“Federalism” and “restructuring” and related terms are all political jargon. It means they are not so easy to understand by non-specialists and are widely appreciated by assumption, not fact. Nigeria is a federal republic that practices federalism on paper but is a unitary state in reality because it lacks the provision of autonomy for subnational or federating units. All advanced nations have undergone several phases of restructuring for political, economic or social reasons at different stages in their existence. Many Nigerians are oblivious to the fact that the creation of Lower Niger protectorate by the British, the amalgamation of North and South Nigeria, the institution of the four colonial constitutions for Nigeria and ultimately Independence in 1960, where all cases of restructuring. Oil appears to be the only reason restructuring, or federalism looks strange to some in Nigeria. I shall now answer the questions raised in response to restructuring (non-technically): Derivation or Ownership?
Nigeria has path-dependently or even habitually allowed bad leaders and kakistocrats to enter positions of power and govern it either by means of coup d’etas or fraudulent ballots with relative ease and the resultant dissatisfaction is left to be managed by even worse leaders. The cycle of bad leader to bad leader to worse leader has thus become a solidly stable equilibrium in the nation, escaping it seems unlikely. Most Nigerians wonder endlessly how this habit can be broken or bad elections ended in order for good leaders to come into power and foster best governance possible in the society. All by itself this is a very mistaken expectation.

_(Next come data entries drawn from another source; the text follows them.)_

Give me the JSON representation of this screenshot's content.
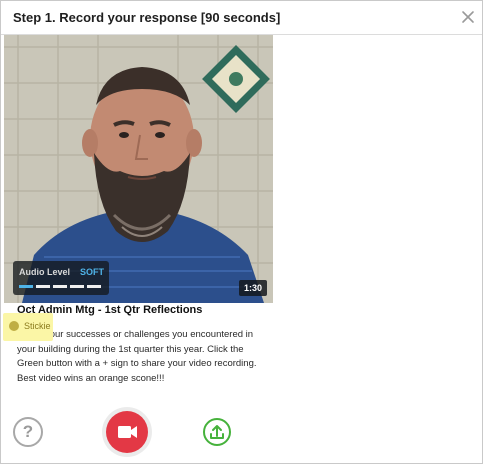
{
  "header": {
    "title": "Step 1. Record your response [90 seconds]",
    "close_icon": "close-icon"
  },
  "video": {
    "audio_label": "Audio Level",
    "audio_level": "SOFT",
    "meter_segments_active": 1,
    "meter_segments_total": 5,
    "timer": "1:30"
  },
  "prompt": {
    "title": "Oct Admin Mtg - 1st Qtr Reflections",
    "sticky_label": "Stickie",
    "body": "Share your successes or challenges you encountered in your building during the 1st quarter this year.  Click the Green button with a + sign to share your video recording.  Best video wins an orange scone!!!"
  },
  "controls": {
    "help_glyph": "?",
    "help_icon": "question-icon",
    "record_icon": "video-camera-icon",
    "upload_icon": "upload-icon"
  },
  "colors": {
    "record": "#e33845",
    "upload": "#46b23c",
    "audio_level": "#4fb3e8",
    "sticky_bg": "#fbf6a6"
  }
}
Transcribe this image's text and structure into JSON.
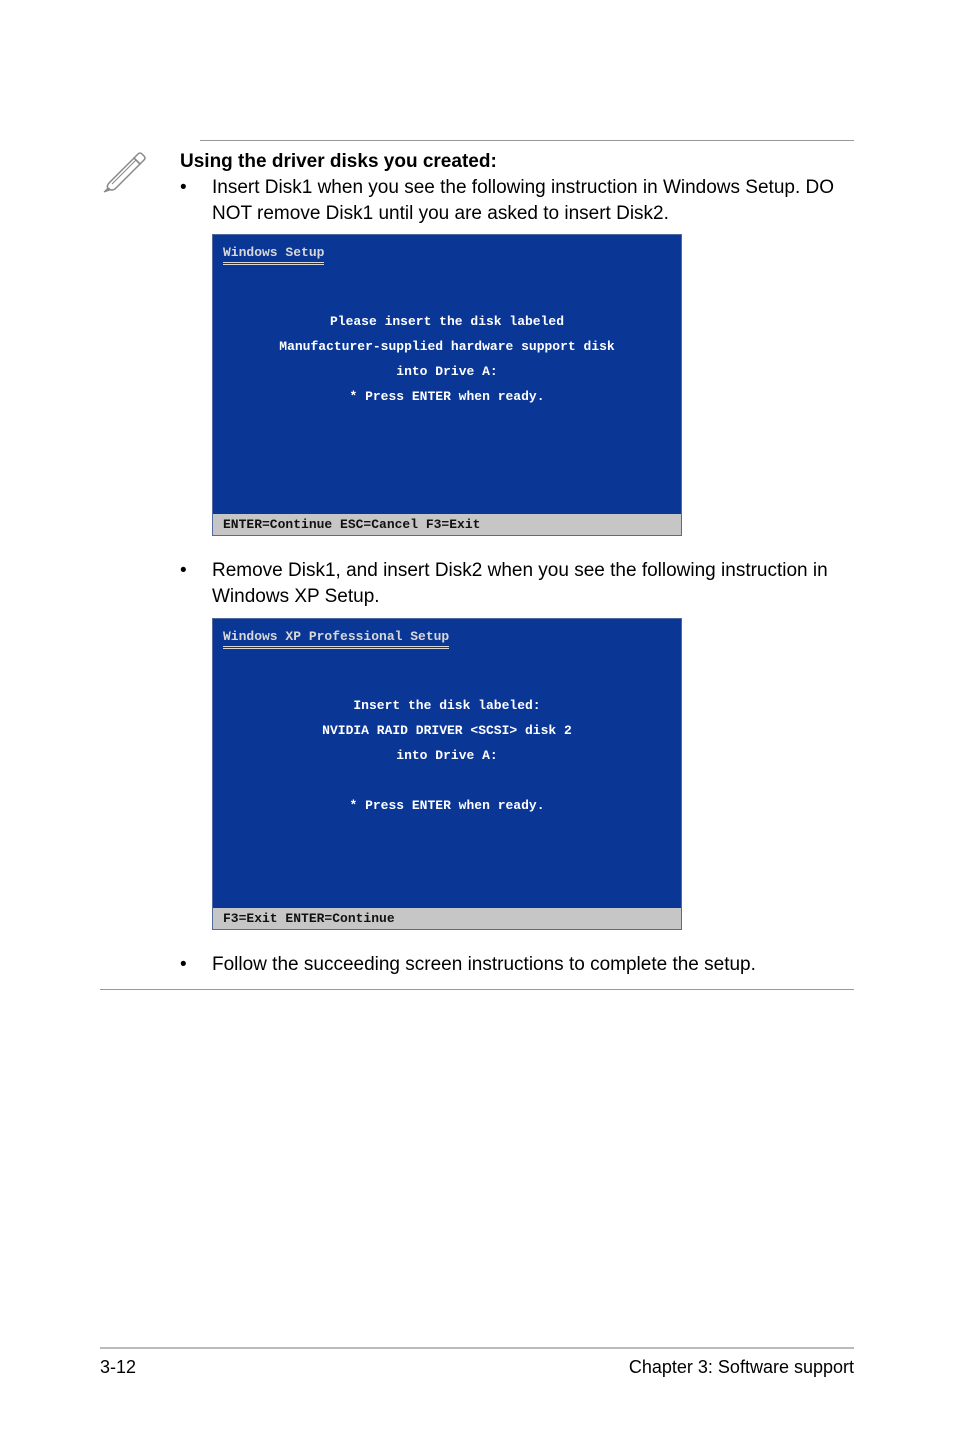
{
  "note": {
    "heading": "Using the driver disks you created:",
    "bullet1": "Insert Disk1 when you see the following instruction in Windows Setup. DO NOT remove Disk1 until you are asked to insert Disk2.",
    "bullet2": "Remove Disk1, and insert Disk2 when you see the following instruction in Windows XP Setup.",
    "bullet3": "Follow the succeeding screen instructions to complete the setup."
  },
  "screen1": {
    "title": "Windows Setup",
    "line1": "Please insert the disk labeled",
    "line2": "Manufacturer-supplied hardware support disk",
    "line3": "into Drive A:",
    "line4": "*  Press ENTER when ready.",
    "footer": "  ENTER=Continue   ESC=Cancel   F3=Exit"
  },
  "screen2": {
    "title": "Windows XP Professional Setup",
    "line1": "Insert the disk labeled:",
    "line2": "NVIDIA RAID DRIVER <SCSI> disk 2",
    "line3": "into Drive A:",
    "line4": "*  Press ENTER when ready.",
    "footer": "  F3=Exit   ENTER=Continue"
  },
  "footer": {
    "left": "3-12",
    "right": "Chapter 3: Software support"
  }
}
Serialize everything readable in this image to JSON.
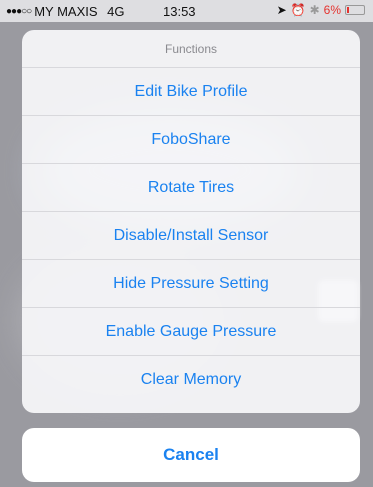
{
  "status_bar": {
    "signal": "●●●○○",
    "carrier": "MY MAXIS",
    "network": "4G",
    "time": "13:53",
    "location_icon": "location-arrow-icon",
    "alarm_icon": "alarm-icon",
    "bluetooth_icon": "bluetooth-icon",
    "battery": "6%",
    "battery_color": "#e5322e"
  },
  "action_sheet": {
    "title": "Functions",
    "actions": [
      {
        "label": "Edit Bike Profile"
      },
      {
        "label": "FoboShare"
      },
      {
        "label": "Rotate Tires"
      },
      {
        "label": "Disable/Install Sensor"
      },
      {
        "label": "Hide Pressure Setting"
      },
      {
        "label": "Enable Gauge Pressure"
      },
      {
        "label": "Clear Memory"
      }
    ],
    "cancel_label": "Cancel",
    "accent_color": "#1a82f0"
  }
}
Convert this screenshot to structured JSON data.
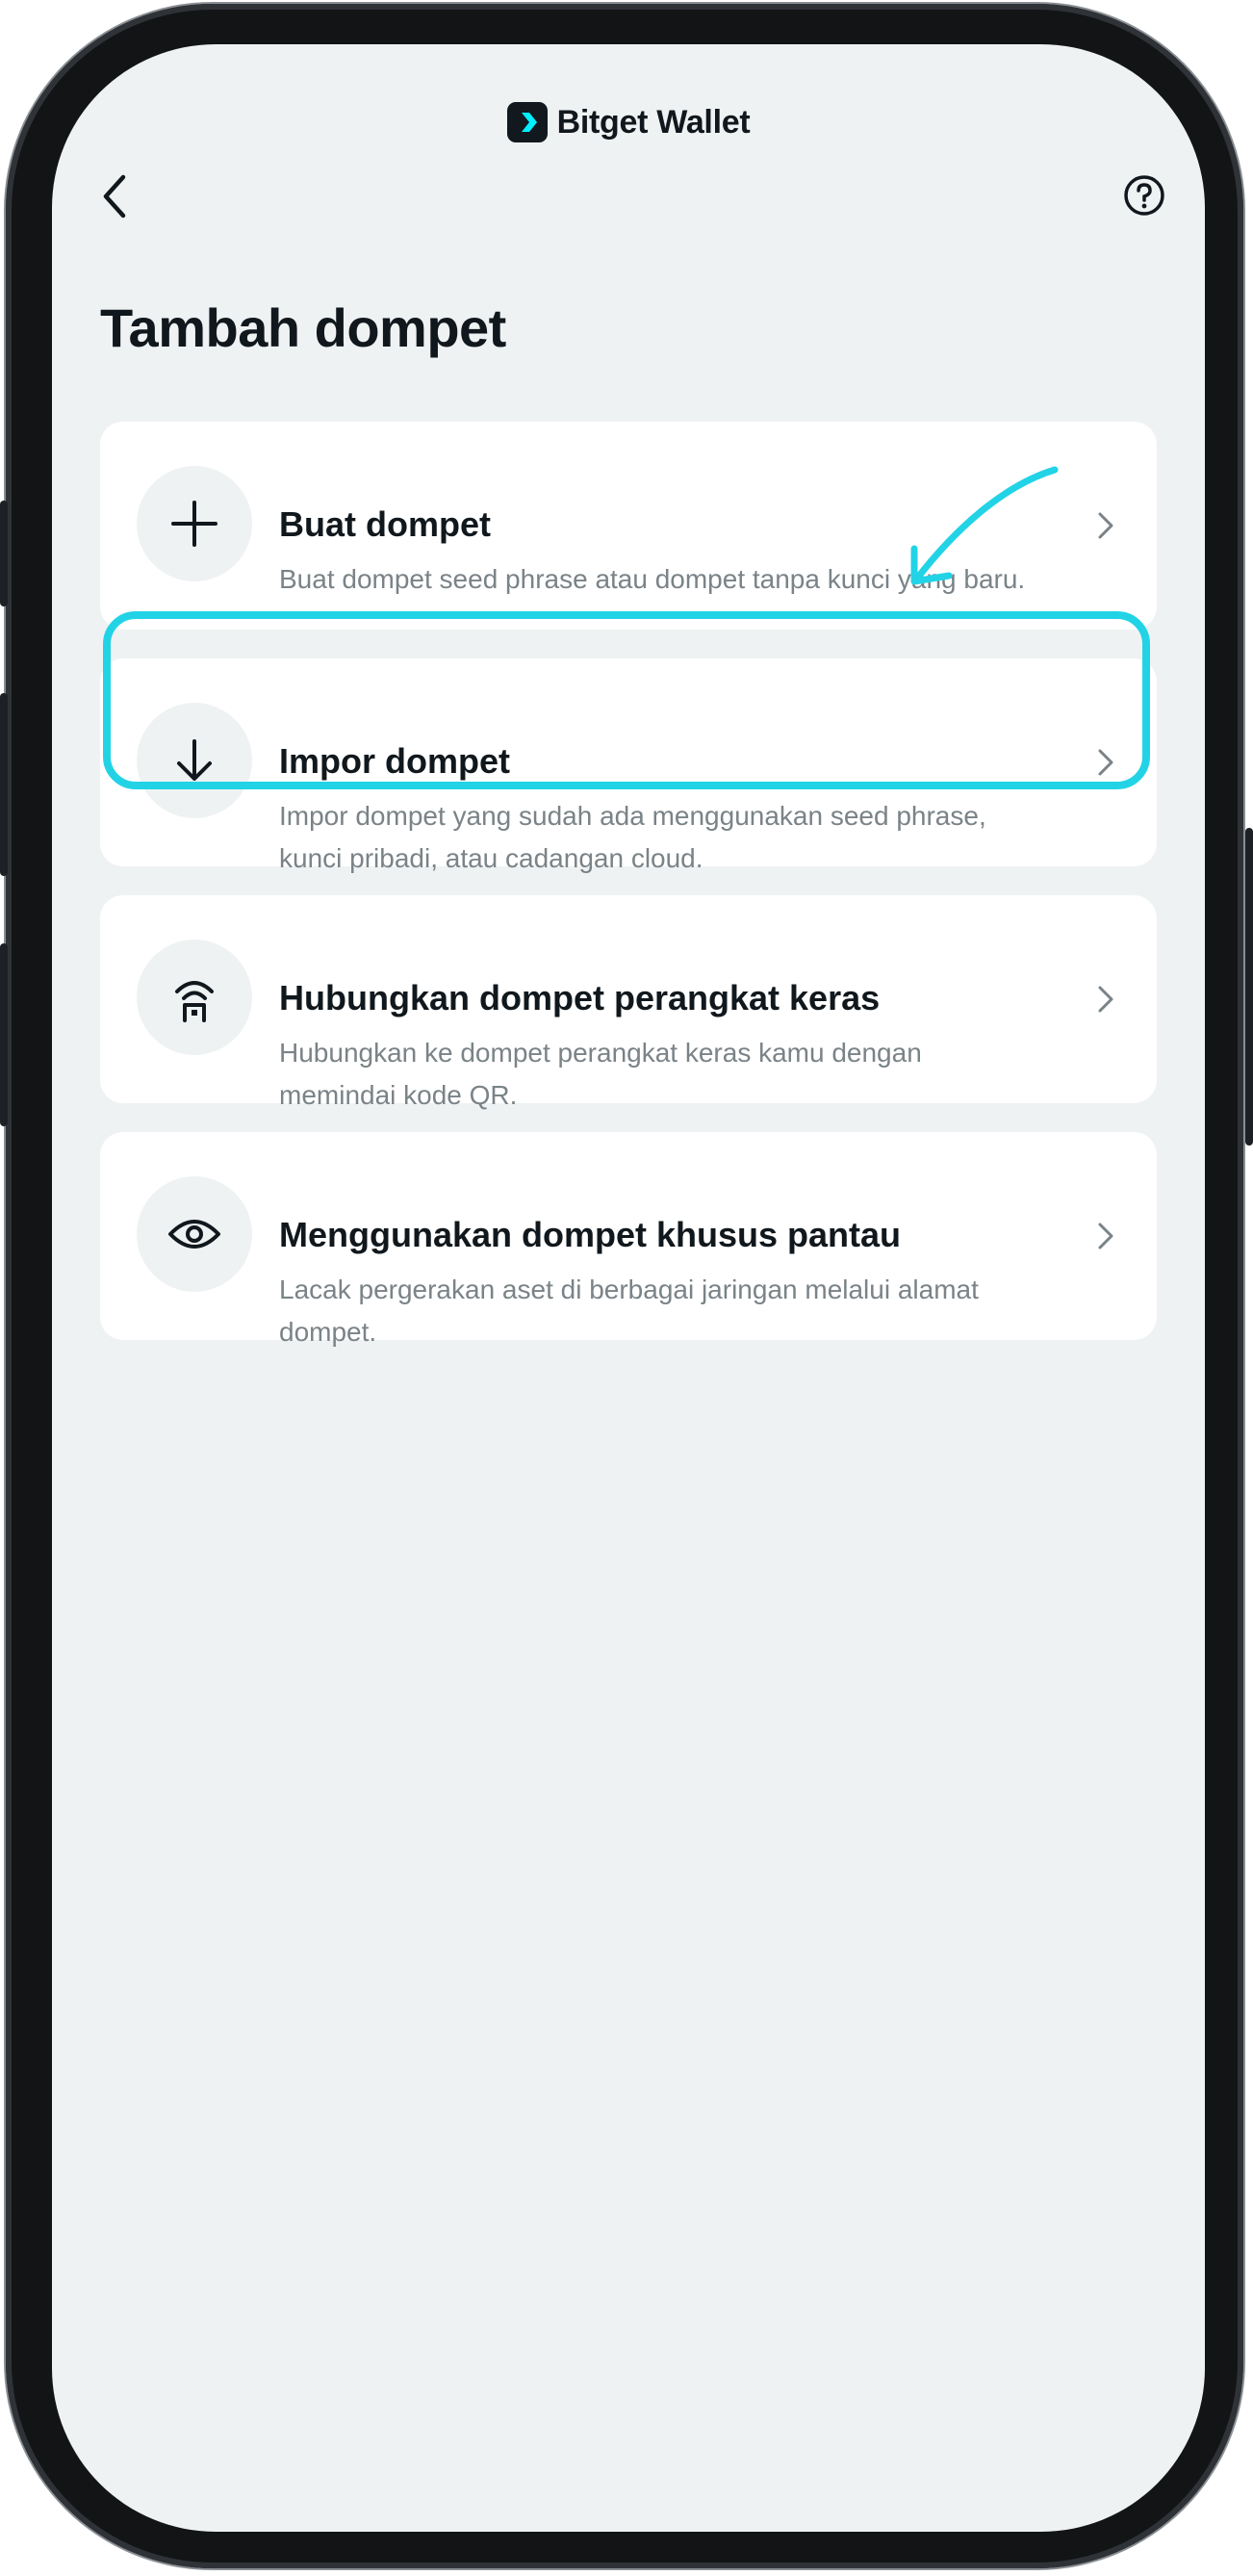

The “Sambo Scandal” (concerning one Col Sambo Dasuki) is just another story when compared to the full scale of looting in Nigeria; it’s just ‘Hot Air’ and Hollywood. The Government of Nigeria (GON) since the military regime of Yakubu Gowon has squandered around $1 trillion on nothing but personal enrichment and the provision of mostly shoddy goods and services to Nigerians. Call it the “national cake” (that has no bakery) or the “pot of soup” (that has no kitchen), Nigeria’s wealth is on a daily basis being shared like cake and soup at parties for and by the “Owners of Nigeria Technostructure” (ONT) and at their very own imperturbable convenience. This situation is incredibly far beyond the stilted fanaticisms of All Progressives Congress (APC) and People’s Democratic Party (PDP) supporters. Continue reading